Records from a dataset
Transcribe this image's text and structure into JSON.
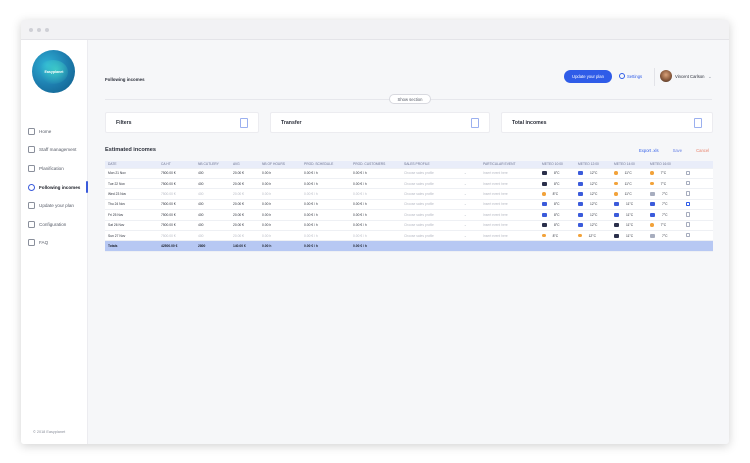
{
  "window": {
    "title": ""
  },
  "sidebar": {
    "logo_text": "Easyplanet",
    "items": [
      {
        "label": "Home",
        "icon": "home-icon",
        "active": false
      },
      {
        "label": "Staff management",
        "icon": "staff-icon",
        "active": false
      },
      {
        "label": "Planification",
        "icon": "calendar-icon",
        "active": false
      },
      {
        "label": "Following incomes",
        "icon": "incomes-icon",
        "active": true
      },
      {
        "label": "Update your plan",
        "icon": "chart-icon",
        "active": false
      },
      {
        "label": "Configuration",
        "icon": "gear-icon",
        "active": false
      },
      {
        "label": "FAQ",
        "icon": "help-icon",
        "active": false
      }
    ],
    "copyright": "© 2018 Easyplanet"
  },
  "header": {
    "page_title": "Following incomes",
    "plan_button": "Update your plan",
    "settings": "Settings",
    "user_name": "Vincent Carlson"
  },
  "show_section": "Show section",
  "cards": [
    {
      "label": "Filters"
    },
    {
      "label": "Transfer"
    },
    {
      "label": "Total incomes"
    }
  ],
  "section": {
    "title": "Estimated incomes",
    "export": "Export .xls",
    "save": "Save",
    "cancel": "Cancel"
  },
  "colors": {
    "accent": "#2f5ce8",
    "total_row": "#b7c8f3",
    "cancel": "#e8806a"
  },
  "table": {
    "headers": [
      "DATE",
      "CA HT",
      "NB CUTLERY",
      "AVG",
      "NB OF HOURS",
      "PROD. SCHEDULE",
      "PROD. CUSTOMERS",
      "SALES PROFILE",
      "PARTICULAR EVENT",
      "METEO 10:00",
      "METEO 12:00",
      "METEO 14:00",
      "METEO 16:00"
    ],
    "rows": [
      {
        "date": "Mon 21 Nov",
        "ca": "7500.00 €",
        "cut": "400",
        "avg": "20.00 €",
        "hours": "0.00 h",
        "sched": "0.00 € / h",
        "cust": "0.00 € / h",
        "profile": "Choose sales profile",
        "event": "Insert event here",
        "meteo": [
          [
            "storm",
            "8°C"
          ],
          [
            "rain",
            "12°C"
          ],
          [
            "sun",
            "11°C"
          ],
          [
            "sun",
            "7°C"
          ]
        ],
        "lock": "closed",
        "muted": false
      },
      {
        "date": "Tue 22 Nov",
        "ca": "7500.00 €",
        "cut": "400",
        "avg": "20.00 €",
        "hours": "0.00 h",
        "sched": "0.00 € / h",
        "cust": "0.00 € / h",
        "profile": "Choose sales profile",
        "event": "Insert event here",
        "meteo": [
          [
            "storm",
            "8°C"
          ],
          [
            "rain",
            "12°C"
          ],
          [
            "sun",
            "11°C"
          ],
          [
            "sun",
            "7°C"
          ]
        ],
        "lock": "closed",
        "muted": false
      },
      {
        "date": "Wed 23 Nov",
        "ca": "7500.00 €",
        "cut": "400",
        "avg": "20.00 €",
        "hours": "0.00 h",
        "sched": "0.00 € / h",
        "cust": "0.00 € / h",
        "profile": "Choose sales profile",
        "event": "Insert event here",
        "meteo": [
          [
            "sun",
            "8°C"
          ],
          [
            "rain",
            "12°C"
          ],
          [
            "sun",
            "11°C"
          ],
          [
            "fog",
            "7°C"
          ]
        ],
        "lock": "closed",
        "muted": true
      },
      {
        "date": "Thu 24 Nov",
        "ca": "7500.00 €",
        "cut": "400",
        "avg": "20.00 €",
        "hours": "0.00 h",
        "sched": "0.00 € / h",
        "cust": "0.00 € / h",
        "profile": "Choose sales profile",
        "event": "Insert event here",
        "meteo": [
          [
            "rain",
            "8°C"
          ],
          [
            "rain",
            "12°C"
          ],
          [
            "rain",
            "11°C"
          ],
          [
            "rain",
            "7°C"
          ]
        ],
        "lock": "open",
        "muted": false
      },
      {
        "date": "Fri 25 Nov",
        "ca": "7500.00 €",
        "cut": "400",
        "avg": "20.00 €",
        "hours": "0.00 h",
        "sched": "0.00 € / h",
        "cust": "0.00 € / h",
        "profile": "Choose sales profile",
        "event": "Insert event here",
        "meteo": [
          [
            "rain",
            "8°C"
          ],
          [
            "rain",
            "12°C"
          ],
          [
            "rain",
            "11°C"
          ],
          [
            "rain",
            "7°C"
          ]
        ],
        "lock": "closed",
        "muted": false
      },
      {
        "date": "Sat 26 Nov",
        "ca": "7500.00 €",
        "cut": "400",
        "avg": "20.00 €",
        "hours": "0.00 h",
        "sched": "0.00 € / h",
        "cust": "0.00 € / h",
        "profile": "Choose sales profile",
        "event": "Insert event here",
        "meteo": [
          [
            "storm",
            "8°C"
          ],
          [
            "rain",
            "12°C"
          ],
          [
            "storm",
            "11°C"
          ],
          [
            "sun",
            "7°C"
          ]
        ],
        "lock": "closed",
        "muted": false
      },
      {
        "date": "Sun 27 Nov",
        "ca": "7500.00 €",
        "cut": "400",
        "avg": "20.00 €",
        "hours": "0.00 h",
        "sched": "0.00 € / h",
        "cust": "0.00 € / h",
        "profile": "Choose sales profile",
        "event": "Insert event here",
        "meteo": [
          [
            "sun",
            "8°C"
          ],
          [
            "sun",
            "12°C"
          ],
          [
            "storm",
            "11°C"
          ],
          [
            "fog",
            "7°C"
          ]
        ],
        "lock": "closed",
        "muted": true
      }
    ],
    "totals": {
      "label": "Totals",
      "ca": "42500.00 €",
      "cut": "2800",
      "avg": "140.00 €",
      "hours": "0.00 h",
      "sched": "0.00 € / h",
      "cust": "0.00 € / h"
    }
  }
}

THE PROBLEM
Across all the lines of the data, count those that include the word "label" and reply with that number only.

RESPONSE TO THE TASK
11